> Alice: Well, what do your black friends think about [that thing you are talking about]?
> Bob: My what?
> Alice: Happy to help.
> Terry ... works hard, has a clear vision for what he wants to do, and makes it happen.
Mania is a double-edged sword. To not let anything stop you from your goals is to be unable to doubt that your goals, or the assumptions upon which they are based, are crazy. (This is an odd thing to ponder upon, as an entrepreneur.)
There's a rising cultural understanding of what it's like to live with depression—to doubt everything, especially yourself. There's very little cultural understanding of mania, mainly because it's a much more "obvious" problem that quickly marginalizes the people affected, rather than leaving them exposed to society.
I'd been chatting about a mutual acquaintance who was behaving a bit oddly by normal standards, continually working very long and strange hours and focusing very hard on their startup. The conversation ended something like this:
"Yeah, I wouldn't be surprised to find out that $friend has hypomania or something like that."
"Oh, really? Have they been diagnosed?"
"Diagnosed?
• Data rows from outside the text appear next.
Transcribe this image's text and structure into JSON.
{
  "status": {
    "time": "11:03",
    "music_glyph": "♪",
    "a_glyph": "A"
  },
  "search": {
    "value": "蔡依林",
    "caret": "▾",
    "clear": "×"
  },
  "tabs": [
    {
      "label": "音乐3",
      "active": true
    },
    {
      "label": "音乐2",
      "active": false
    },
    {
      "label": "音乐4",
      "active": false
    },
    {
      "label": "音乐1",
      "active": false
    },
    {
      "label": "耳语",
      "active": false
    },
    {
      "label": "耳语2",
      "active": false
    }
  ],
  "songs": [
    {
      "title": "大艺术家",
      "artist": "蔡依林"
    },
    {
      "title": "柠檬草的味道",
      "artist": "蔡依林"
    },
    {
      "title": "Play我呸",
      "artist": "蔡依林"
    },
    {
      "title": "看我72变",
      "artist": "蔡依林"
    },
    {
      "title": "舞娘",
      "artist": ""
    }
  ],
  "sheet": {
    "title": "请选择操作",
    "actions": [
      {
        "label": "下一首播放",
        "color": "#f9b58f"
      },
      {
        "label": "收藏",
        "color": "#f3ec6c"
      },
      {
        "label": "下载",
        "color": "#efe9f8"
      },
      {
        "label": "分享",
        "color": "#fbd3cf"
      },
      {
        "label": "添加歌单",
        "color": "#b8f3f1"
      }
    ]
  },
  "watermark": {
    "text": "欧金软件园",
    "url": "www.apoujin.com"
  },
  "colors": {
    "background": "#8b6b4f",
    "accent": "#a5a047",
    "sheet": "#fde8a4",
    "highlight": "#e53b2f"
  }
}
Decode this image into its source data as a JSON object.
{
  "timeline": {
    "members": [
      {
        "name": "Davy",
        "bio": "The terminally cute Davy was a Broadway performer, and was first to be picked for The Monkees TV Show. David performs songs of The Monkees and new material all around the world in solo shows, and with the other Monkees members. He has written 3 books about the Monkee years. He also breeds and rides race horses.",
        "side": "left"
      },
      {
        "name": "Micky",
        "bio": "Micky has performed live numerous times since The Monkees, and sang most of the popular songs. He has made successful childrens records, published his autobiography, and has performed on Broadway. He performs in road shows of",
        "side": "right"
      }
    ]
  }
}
Hah! In startupland, we don't say 'diagnosed'--we say 'funded'."
It can be pretty hard to draw the line between a "go-getter, ambitious, type A" personality type and someone experiencing hypomania. I think a lot of people out there lead successful and fulfilling lives while commonly in a state of hypomania.
I've read pretty much every interview, story, and page regarding TempleOS and Terry's work and haven't seen anything
reinforcing the rigid belief you are espousing that Terry has no interest in working. It could be true, or not - but we have no idea of staring into another human being's brain and finding out without asking them. If there's some kind of statement he's made either way, then I think we should defer to it.
And in fact a lot of the foundational work in science and math was done by people looking for god who discovered world altering ideas along the way. It's doubtful if there would even be a computers/Internet for us to read this without their work.
There is something being said with TempleOS. We don't necessarily know what it is, because the premises employed are, as parent says, so divergent from society. If all we can get out of it is some mocking laughter and some anger and frustration with the author, so be it - that's far better than to dismiss the work and then push the agenda of "help this poor hopeless person live _normally_." He should be helped where it's reasonable to do so, of course, but that is primarily a problem to be dealt with by immediate friends, family, and institutions, not a bunch of strangers poking in at random.
For a different cultural view of schizophrenia, here's an article written by a Western-educated medicine man of the Dagara tradition:
I too would be content with getting free money extracted from the labor of others into my bank account every month, after qualifying by acting as a spy in a series of chase scenes in a CIA thriller. Sounds like the movie had a happy ending.